The hacker group, called Killnet, is an overtly Russian-aligned group that claims to be made up of amateur hacktivists who support the Kremlin’s international interests. For at least some of the states on Killnet’s list, the state website hosts election night reporting results.
Killnet follows the same model as Ukraine’s IT Army, a Ukrainian government-affiliated movement that frequently posts a list of Russian websites on Telegram for supporters around the world to try to overwhelm with traffic, a tactic known as a distributed denial of service, or DDoS. On Wednesday, KillNet posted a list of 12 target states to its Telegram channel: Alabama, Alaska, Colorado, Connecticut, Delaware, Florida, Hawaii, Idaho, Indiana, Kansas, Kentucky and Mississippi.
It was unclear how many other states were affected. The Cybersecurity and Infrastructure Security Agency, which oversees federal cybersecurity support for election infrastructure, didn’t respond to requests for comment.
A spokesperson for Alabama’s state Office of Information Technology said it had “engaged with internal, external and federal resources in order to be as proactive as possible in addressing this issue.”
Eddie Perez, a board member at the OSET Institute, a nonpartisan nonprofit organization that advocates for election security and integrity, said attacks on state websites that host election night reporting wouldn’t affect actual U.S. election results.
“Election night reporting systems are not, strictly speaking, part of the voting system,” Perez said. “They’re not, strictly speaking, part of the election management system. They are visualization display tools.”
But such attacks could have damaging effects for the perception of election integrity, particularly after the recent rise in election conspiracy theories spread by former President Donald Trump and his allies who falsely claim he won the 2020 election, Perez said.
Federal officials have repeatedly claimed that they do not expect a cyberattack to affect the midterm elections. The FBI and CISA released a joint announcement Tuesday saying “any attempts by cyber actors to compromise election infrastructure are unlikely to result in large-scale disruptions or prevent voting.”
CISA Director Jen Easterly said in a call with reporters Thursday that “at this time we are not aware of any credible threat to the 2022 elections.” CISA has, however, recently begun updating its election misinformation “rumor control“ site for the midterms.
Because DDoS attacks are relatively easy to conduct and don’t do any lasting damage or give attackers access to hidden information, hackers and cybersecurity professionals generally regard them as unimpressive. But Killnet has recently started becoming more effective at knocking sites offline, said Stefan Soesanto, a senior cybersecurity researcher at the Center for Security Studies, a Swiss think tank.

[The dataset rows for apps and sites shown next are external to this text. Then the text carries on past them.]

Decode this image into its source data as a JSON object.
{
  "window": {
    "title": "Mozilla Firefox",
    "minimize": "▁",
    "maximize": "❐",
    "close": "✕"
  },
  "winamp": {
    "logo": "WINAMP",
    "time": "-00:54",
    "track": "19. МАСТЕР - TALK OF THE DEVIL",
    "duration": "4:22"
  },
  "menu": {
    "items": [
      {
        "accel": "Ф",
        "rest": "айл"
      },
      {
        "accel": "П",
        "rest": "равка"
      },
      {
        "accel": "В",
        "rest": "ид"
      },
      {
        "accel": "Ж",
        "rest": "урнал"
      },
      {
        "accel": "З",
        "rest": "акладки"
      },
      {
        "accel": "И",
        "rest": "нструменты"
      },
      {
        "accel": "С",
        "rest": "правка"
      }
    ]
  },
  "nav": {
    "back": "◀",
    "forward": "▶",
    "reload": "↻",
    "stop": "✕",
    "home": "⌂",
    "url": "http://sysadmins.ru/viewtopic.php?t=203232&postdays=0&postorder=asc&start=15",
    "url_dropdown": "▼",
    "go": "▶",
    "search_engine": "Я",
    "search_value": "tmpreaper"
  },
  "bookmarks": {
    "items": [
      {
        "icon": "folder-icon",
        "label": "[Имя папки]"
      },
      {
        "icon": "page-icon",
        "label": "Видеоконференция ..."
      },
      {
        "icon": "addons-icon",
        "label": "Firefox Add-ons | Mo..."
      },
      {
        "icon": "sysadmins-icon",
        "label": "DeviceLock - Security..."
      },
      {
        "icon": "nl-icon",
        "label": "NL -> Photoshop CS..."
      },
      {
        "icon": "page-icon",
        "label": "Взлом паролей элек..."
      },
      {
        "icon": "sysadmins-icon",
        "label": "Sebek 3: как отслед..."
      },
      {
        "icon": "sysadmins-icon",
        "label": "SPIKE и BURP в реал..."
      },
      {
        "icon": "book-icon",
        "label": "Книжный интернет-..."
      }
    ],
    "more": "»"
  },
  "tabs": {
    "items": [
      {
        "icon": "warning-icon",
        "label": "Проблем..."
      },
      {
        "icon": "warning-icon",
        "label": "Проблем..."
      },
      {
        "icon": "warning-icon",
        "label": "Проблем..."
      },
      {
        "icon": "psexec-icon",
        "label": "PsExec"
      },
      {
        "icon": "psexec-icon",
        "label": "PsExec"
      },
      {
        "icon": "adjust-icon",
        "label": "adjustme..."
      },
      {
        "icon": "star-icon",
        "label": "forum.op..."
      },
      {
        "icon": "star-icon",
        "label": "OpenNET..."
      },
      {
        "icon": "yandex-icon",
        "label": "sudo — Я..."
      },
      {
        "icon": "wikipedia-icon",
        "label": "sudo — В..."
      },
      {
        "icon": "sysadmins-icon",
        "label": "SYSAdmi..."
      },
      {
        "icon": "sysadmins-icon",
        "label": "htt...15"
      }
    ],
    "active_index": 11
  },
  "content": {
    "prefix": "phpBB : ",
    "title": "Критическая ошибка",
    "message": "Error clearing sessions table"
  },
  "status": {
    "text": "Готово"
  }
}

“I would say that Killnet ought to be taken seriously to some degree. They can definitely conduct longer-lasting DDoS campaigns compared to other pro-Russian groups,” Soesanto told NBC News. “Currently, they are simply lacking the financial resources, fundamental desire and geopolitical buy-in to go bigger and heavier.”